So, to get back to the word Carer. Kate Swaffer refers to her husband as her B.U.B. or “Back up Brain”. Christine Bryden – another Australian activist refers to her husband as her Enabler or Supporter and describes them doing the dementia dance with all its’ twists and turns – together. Both these amazing women say they could not survive without their husband’s love and support. But they deny that they are their ‘carers’. They say that the word puts them into the position of ’victim’ and encourages the habit of ‘learned helplessness’ where the person with dementia relies so entirely on the other person that they lose their remaining abilities prematurely.

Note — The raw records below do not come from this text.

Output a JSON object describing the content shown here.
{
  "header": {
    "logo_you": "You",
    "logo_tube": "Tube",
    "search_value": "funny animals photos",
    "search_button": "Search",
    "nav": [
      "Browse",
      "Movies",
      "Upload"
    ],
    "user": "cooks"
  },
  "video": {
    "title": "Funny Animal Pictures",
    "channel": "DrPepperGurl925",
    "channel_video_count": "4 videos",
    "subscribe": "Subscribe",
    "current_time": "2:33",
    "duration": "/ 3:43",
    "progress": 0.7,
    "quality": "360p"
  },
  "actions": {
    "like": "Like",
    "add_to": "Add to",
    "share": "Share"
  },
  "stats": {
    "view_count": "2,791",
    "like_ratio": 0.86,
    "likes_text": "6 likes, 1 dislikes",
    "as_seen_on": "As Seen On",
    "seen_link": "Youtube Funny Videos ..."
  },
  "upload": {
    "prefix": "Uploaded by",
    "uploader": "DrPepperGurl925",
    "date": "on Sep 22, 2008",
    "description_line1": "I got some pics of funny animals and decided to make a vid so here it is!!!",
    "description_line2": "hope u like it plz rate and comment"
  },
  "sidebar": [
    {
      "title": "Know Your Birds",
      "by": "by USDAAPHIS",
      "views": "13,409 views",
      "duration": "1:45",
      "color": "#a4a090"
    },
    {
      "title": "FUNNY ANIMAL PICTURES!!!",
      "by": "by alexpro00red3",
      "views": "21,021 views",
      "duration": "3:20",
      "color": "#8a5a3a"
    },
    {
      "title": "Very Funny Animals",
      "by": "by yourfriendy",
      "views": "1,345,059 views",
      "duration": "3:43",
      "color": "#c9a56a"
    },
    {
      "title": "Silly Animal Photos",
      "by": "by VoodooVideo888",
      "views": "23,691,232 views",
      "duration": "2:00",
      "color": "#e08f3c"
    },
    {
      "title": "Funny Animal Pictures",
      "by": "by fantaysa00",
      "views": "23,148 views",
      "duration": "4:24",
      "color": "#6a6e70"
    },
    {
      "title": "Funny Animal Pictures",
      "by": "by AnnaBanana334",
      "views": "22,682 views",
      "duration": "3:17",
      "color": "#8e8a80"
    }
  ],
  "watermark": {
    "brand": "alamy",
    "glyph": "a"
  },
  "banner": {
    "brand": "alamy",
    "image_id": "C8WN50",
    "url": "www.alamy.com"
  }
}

In this past week, I brought up this subject in the different groups with which I am involved. In Support 4 Memory- whose members are newly diagnosed; the word ‘carer’ did not seem to apply at all. There was no question. These were all – in this group – married couples of husbands and wives. And that was the language they used about each other.  In the Clear Voices group in which all members are people with dementia attending without a ‘carer’ – the word is never mentioned at all. People refer to their husbands, wives, sons and daughters.  So, I guessed that an answer might be that the language changes as the dementia progresses. In the early stages people do not think of themselves as carers but are doing their best to provide the additional support needed within the narrative of a ’normal’ family life. And I expected that as more help is needed, and the role changes people might feel that they have morphed from one to the other – Spouse to Carer.

So, I consulted the people at an Encompass carer’s group in their different roles. In this group, all married or widowed. Three of them have a spouse in a care home, the others are living at home with dementia at different points in the journey. When asked if they were husband/wife or carer the replies were surprisingly very mixed. Ranging from a definite “I am a carer” to “he is definitely my husband”, with all stages in between. So, I am left still thinking about it.

It must be about the quality of the relationship, the individual’s feelings about themselves and the other person. As well as about how much support is needed. Some people with relatives who have moved into a care home feel that they have regained their family role because other people are now doing the physical ‘caring.’

In any case I really think that the time has come for another word especially for neurodegenerative conditions where it can become so hard to find the unique person who we know is still there. And to honour them.

“What’s in a name?” Shakespeare asked.

The answer is – an awful lot.